He said: "Goodbye world, the time has come. I had some fun."
Mr Nicklinson, 58, died six days after he lost a landmark High Court right-to-die action in which he warned he was condemned to a life of pure torture.
He was left paralysed by a catastrophic stroke while on a business trip to Athens in 2005.
His family said that after receiving a draft of the judgment "the fight seemed to go out of him", and in the past few days the father-of-two suffered rapidly deteriorating health when he contracted pneumonia and refused food.
Mr Nicklinson died at his home in Melksham, Wiltshire, with his wife Jane, daughters Lauren and Beth and sister Ginny by his side.
A message posted on Mr Nicklinson's Twitter profile said: "You may already know, my Dad died peacefully this morning of natural causes. He was 58."
Mrs Nicklinson tweeted: "I have lost the love of my life, but he suffers no more."
Daughter Beth posted on the social networking site: "RIP @TonyNicklinson. Couldn't have asked for a better dad, so strong.
"You are now at peace, we will be fine. I love you xxx."
Her sister Lauren added: "Dad, you are finally at peace. Beth and I are so proud to be your daughters, we got our strength from you. I love you xxx."
Wiltshire Police said there were no suspicious circumstances surrounding the death.
Mr Nicklinson's lawyer, Saimo Chahal of Bindmans LLP, said: "Jane told me that Tony went rapidly downhill over last weekend, having contracted pneumonia.
"He had made an advance directive in 2004 refusing any life-sustaining treatment and also refused food from last week.
"Jane said that after Tony received the draft judgment on August 12 refusing his claim, the fight seemed to go out of him.
"He said he was heartbroken by the High Court's decision that he could not end his life at a time of his choosing with the help of a doctor."
Ms Chahal said Mr Nicklinson told her: "So, we lost. In truth I am crestfallen, totally devastated and very frightened. I fear for the future and the misery it is bound to bring."
Ms Chahal added: "I would like to say what an extraordinary man Tony was. He was gutsy, determined and a fighter to the end.
"I only wish the outcome of the case could have been different during Tony's lifetime."
Ms Chahal warned that the legal battle Mr Nicklinson had so bravely fought would come to an end with his death, unless someone stepped forward.
Lawyers for a man known only as "Martin", who lost his case alongside Mr Nicklinson last week, announced they were to appeal the court's decision.
They said the ruling denied their 47-year-old client "the opportunity to take the necessary steps to end his own life".

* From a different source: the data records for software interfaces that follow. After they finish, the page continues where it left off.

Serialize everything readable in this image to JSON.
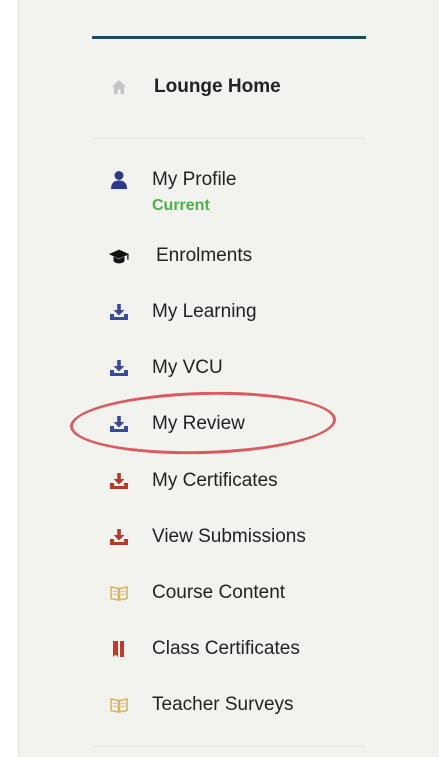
{
  "nav": {
    "home": {
      "label": "Lounge Home",
      "icon": "home-icon"
    },
    "items": [
      {
        "label": "My Profile",
        "sub": "Current",
        "icon": "user-icon",
        "color": "#2b3a8c"
      },
      {
        "label": "Enrolments",
        "icon": "graduation-cap-icon",
        "color": "#111111"
      },
      {
        "label": "My Learning",
        "icon": "download-tray-icon",
        "color": "#3a4a9a"
      },
      {
        "label": "My VCU",
        "icon": "download-tray-icon",
        "color": "#3a4a9a"
      },
      {
        "label": "My Review",
        "icon": "download-tray-icon",
        "color": "#3a4a9a"
      },
      {
        "label": "My Certificates",
        "icon": "download-tray-icon",
        "color": "#b83a2a"
      },
      {
        "label": "View Submissions",
        "icon": "download-tray-icon",
        "color": "#b83a2a"
      },
      {
        "label": "Course Content",
        "icon": "book-icon",
        "color": "#d8b46a"
      },
      {
        "label": "Class Certificates",
        "icon": "bookmark-icon",
        "color": "#c0392b"
      },
      {
        "label": "Teacher Surveys",
        "icon": "book-icon",
        "color": "#d8b46a"
      }
    ],
    "highlight_color": "#d95b5f",
    "sub_color": "#4cb04c"
  }
}
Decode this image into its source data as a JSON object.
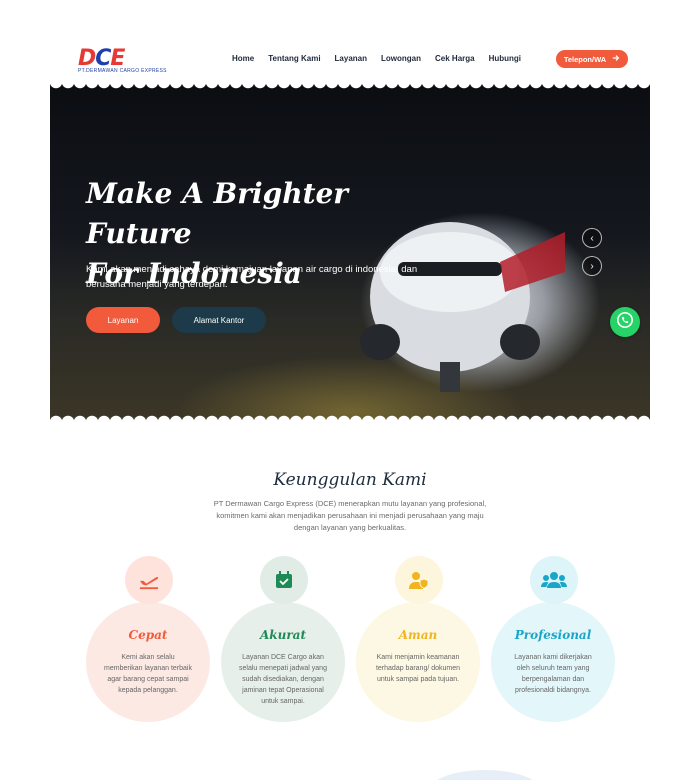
{
  "header": {
    "logo_letters": [
      "D",
      "C",
      "E"
    ],
    "logo_sub": "PT.DERMAWAN CARGO EXPRESS",
    "nav": [
      "Home",
      "Tentang Kami",
      "Layanan",
      "Lowongan",
      "Cek Harga",
      "Hubungi"
    ],
    "cta_label": "Telepon/WA"
  },
  "hero": {
    "title_line1": "Make A Brighter Future",
    "title_line2": "For Indonesia",
    "subtitle": "Kami akan menjadi cahaya demi kemajuan layanan air cargo di indonesia, dan berusaha menjadi yang terdepan.",
    "btn_primary": "Layanan",
    "btn_secondary": "Alamat Kantor"
  },
  "section": {
    "title": "Keunggulan Kami",
    "description": "PT Dermawan Cargo Express (DCE) menerapkan mutu layanan yang profesional, komitmen kami akan menjadikan perusahaan ini menjadi perusahaan yang maju dengan layanan yang berkualitas."
  },
  "features": [
    {
      "title": "Cepat",
      "icon": "plane-departure-icon",
      "text": "Kemi akan selalu memberikan layanan terbaik agar barang cepat sampai kepada pelanggan.",
      "color": "#f15a3a",
      "bg": "#fde9e4",
      "icon_bg": "#fde3dc"
    },
    {
      "title": "Akurat",
      "icon": "calendar-check-icon",
      "text": "Layanan DCE Cargo akan selalu menepati jadwal yang sudah disediakan, dengan jaminan tepat Operasional untuk sampai.",
      "color": "#1e8a56",
      "bg": "#e6efea",
      "icon_bg": "#e1ece6"
    },
    {
      "title": "Aman",
      "icon": "user-shield-icon",
      "text": "Kami menjamin keamanan terhadap barang/ dokumen untuk sampai pada tujuan.",
      "color": "#f0b51e",
      "bg": "#fdf8e3",
      "icon_bg": "#fdf6dc"
    },
    {
      "title": "Profesional",
      "icon": "users-icon",
      "text": "Layanan kami dikerjakan oleh seluruh team yang berpengalaman dan profesionaldi bidangnya.",
      "color": "#1aa6c8",
      "bg": "#e3f6fa",
      "icon_bg": "#ddf4f8"
    }
  ]
}
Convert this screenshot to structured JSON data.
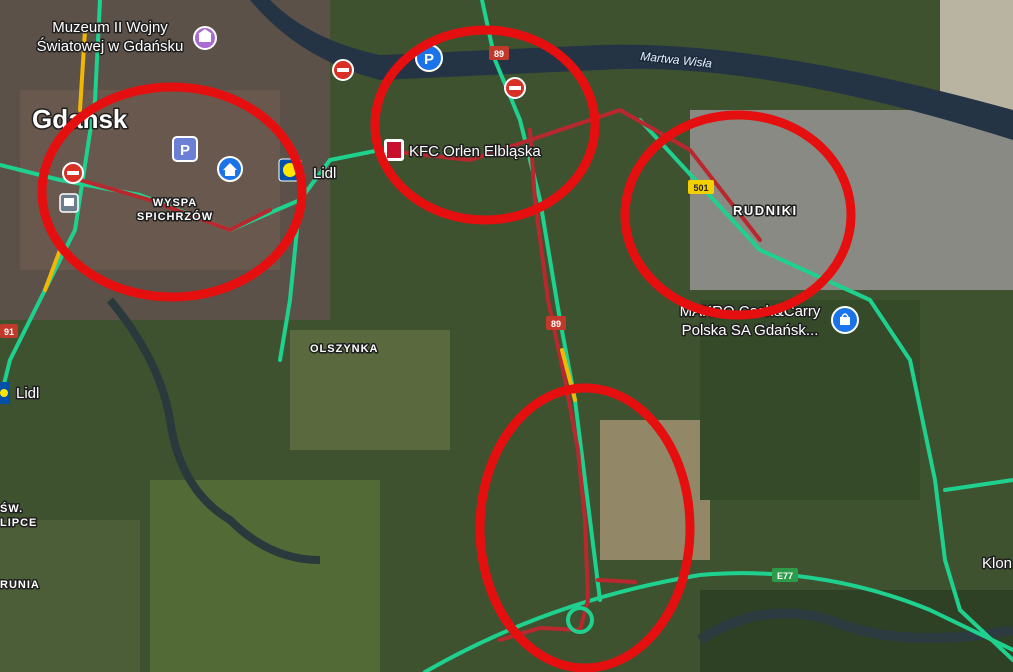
{
  "places": {
    "city": "Gdańsk",
    "museum": "Muzeum II Wojny\nŚwiatowej w Gdańsku",
    "wyspa": "WYSPA\nSPICHRZÓW",
    "lidl_center": "Lidl",
    "lidl_left": "Lidl",
    "kfc": "KFC Orlen Elbląska",
    "rudniki": "RUDNIKI",
    "makro": "MAKRO Cash&Carry\nPolska SA Gdańsk...",
    "olszynka": "OLSZYNKA",
    "sw_lipce": "ŚW.\nLIPCE",
    "rudnia": "RUNIA",
    "klon": "Klon",
    "river": "Martwa Wisła"
  },
  "road_shields": {
    "r89_top": "89",
    "r89_mid": "89",
    "r501": "501",
    "r91": "91",
    "e77": "E77"
  },
  "icons": [
    "museum-icon",
    "parking-icon",
    "home-icon",
    "lidl-icon",
    "no-entry-icon",
    "kfc-icon",
    "makro-icon"
  ],
  "colors": {
    "traffic_free": "#1fd18f",
    "traffic_heavy": "#b8282e",
    "traffic_moderate": "#f2b705",
    "annotation_circle": "#e60f0f"
  }
}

Martin, who also suffers from locked-in syndrome, said in a statement: "I am relieved for Tony and offer my condolences to his family for the man they'll miss.
"I hope that I too can be set free from this existence, but I would like it to be in the manner of my choosing."